# What you need to do
Retype the data that follows exactly. No pictures belong in the copy.

# Input data
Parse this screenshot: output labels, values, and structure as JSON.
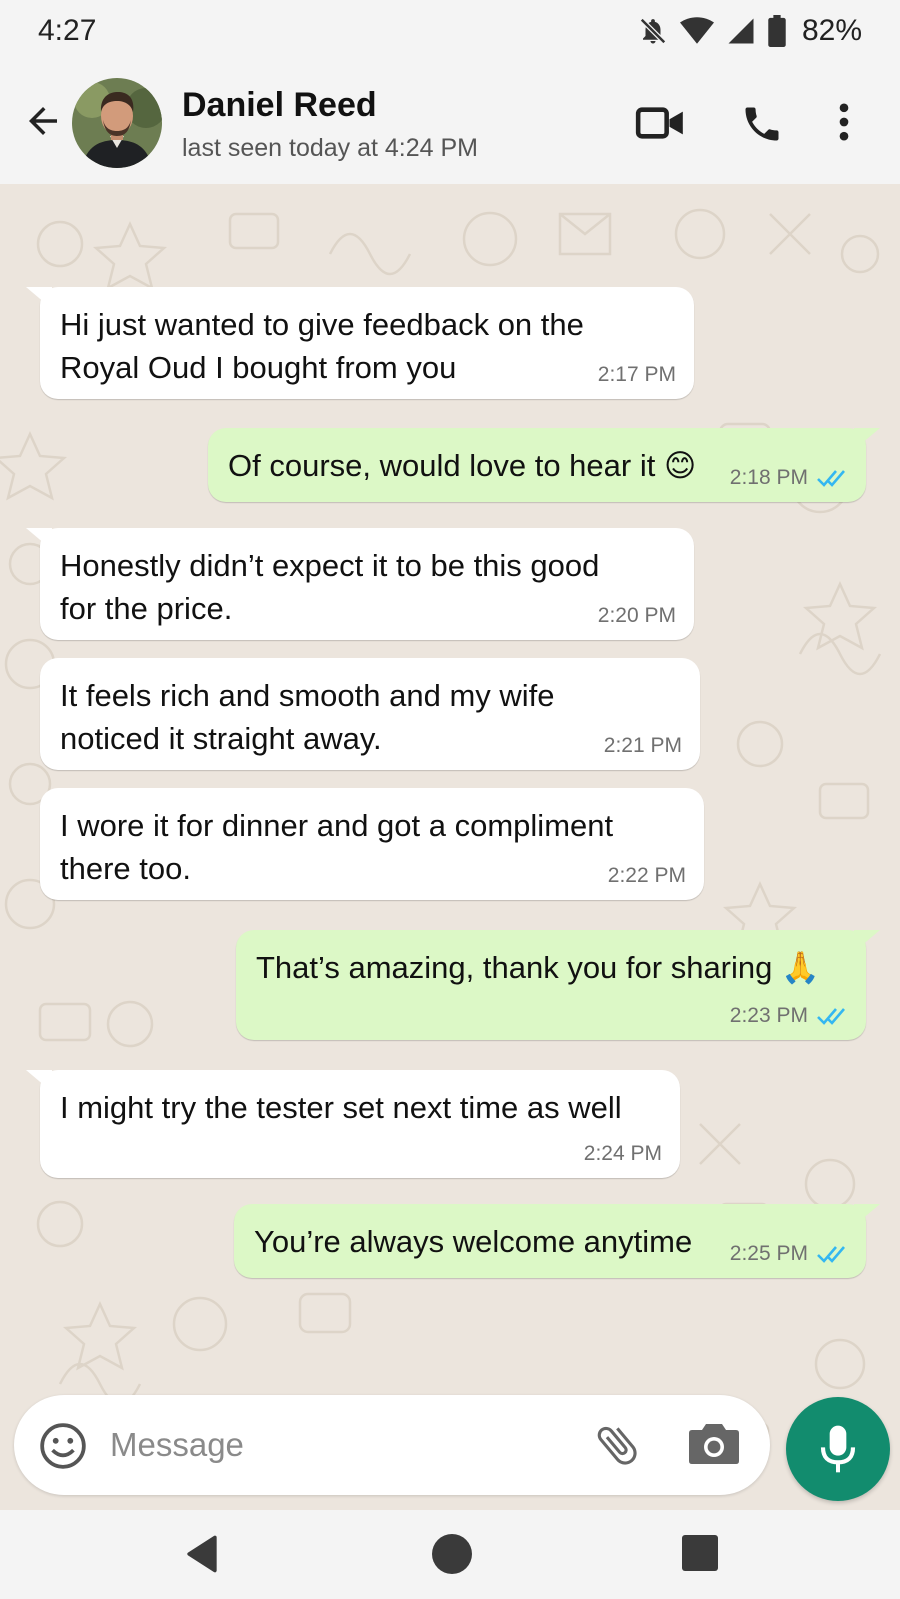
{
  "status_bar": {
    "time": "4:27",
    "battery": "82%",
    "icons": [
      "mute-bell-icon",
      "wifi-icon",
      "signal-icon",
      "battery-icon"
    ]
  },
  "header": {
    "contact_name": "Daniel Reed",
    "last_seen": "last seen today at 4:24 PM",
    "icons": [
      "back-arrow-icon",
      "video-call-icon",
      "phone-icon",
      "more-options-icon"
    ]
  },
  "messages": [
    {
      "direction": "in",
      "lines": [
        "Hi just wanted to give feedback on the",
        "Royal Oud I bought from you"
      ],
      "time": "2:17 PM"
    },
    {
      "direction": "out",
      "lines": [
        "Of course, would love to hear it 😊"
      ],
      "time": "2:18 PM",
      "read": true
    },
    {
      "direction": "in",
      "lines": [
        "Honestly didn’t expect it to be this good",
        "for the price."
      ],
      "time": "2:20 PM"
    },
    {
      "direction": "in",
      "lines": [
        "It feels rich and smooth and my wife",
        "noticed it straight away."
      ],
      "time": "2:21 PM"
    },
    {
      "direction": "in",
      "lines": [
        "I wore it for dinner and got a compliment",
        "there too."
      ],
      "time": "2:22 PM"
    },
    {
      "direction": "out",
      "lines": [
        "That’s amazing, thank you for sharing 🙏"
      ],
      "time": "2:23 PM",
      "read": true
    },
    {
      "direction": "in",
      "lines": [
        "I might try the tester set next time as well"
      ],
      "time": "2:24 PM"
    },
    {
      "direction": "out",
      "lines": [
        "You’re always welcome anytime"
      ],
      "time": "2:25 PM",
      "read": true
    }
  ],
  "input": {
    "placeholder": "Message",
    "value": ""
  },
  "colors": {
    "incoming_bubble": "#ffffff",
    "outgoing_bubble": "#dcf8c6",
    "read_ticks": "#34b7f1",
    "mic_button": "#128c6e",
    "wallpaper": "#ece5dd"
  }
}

# Output
Parse this screenshot: output labels, values, and structure as JSON.
{
  "status_bar": {
    "time": "4:27",
    "battery": "82%",
    "icons": [
      "mute-bell-icon",
      "wifi-icon",
      "signal-icon",
      "battery-icon"
    ]
  },
  "header": {
    "contact_name": "Daniel Reed",
    "last_seen": "last seen today at 4:24 PM",
    "icons": [
      "back-arrow-icon",
      "video-call-icon",
      "phone-icon",
      "more-options-icon"
    ]
  },
  "messages": [
    {
      "direction": "in",
      "lines": [
        "Hi just wanted to give feedback on the",
        "Royal Oud I bought from you"
      ],
      "time": "2:17 PM"
    },
    {
      "direction": "out",
      "lines": [
        "Of course, would love to hear it 😊"
      ],
      "time": "2:18 PM",
      "read": true
    },
    {
      "direction": "in",
      "lines": [
        "Honestly didn’t expect it to be this good",
        "for the price."
      ],
      "time": "2:20 PM"
    },
    {
      "direction": "in",
      "lines": [
        "It feels rich and smooth and my wife",
        "noticed it straight away."
      ],
      "time": "2:21 PM"
    },
    {
      "direction": "in",
      "lines": [
        "I wore it for dinner and got a compliment",
        "there too."
      ],
      "time": "2:22 PM"
    },
    {
      "direction": "out",
      "lines": [
        "That’s amazing, thank you for sharing 🙏"
      ],
      "time": "2:23 PM",
      "read": true
    },
    {
      "direction": "in",
      "lines": [
        "I might try the tester set next time as well"
      ],
      "time": "2:24 PM"
    },
    {
      "direction": "out",
      "lines": [
        "You’re always welcome anytime"
      ],
      "time": "2:25 PM",
      "read": true
    }
  ],
  "input": {
    "placeholder": "Message",
    "value": ""
  },
  "colors": {
    "incoming_bubble": "#ffffff",
    "outgoing_bubble": "#dcf8c6",
    "read_ticks": "#34b7f1",
    "mic_button": "#128c6e",
    "wallpaper": "#ece5dd"
  }
}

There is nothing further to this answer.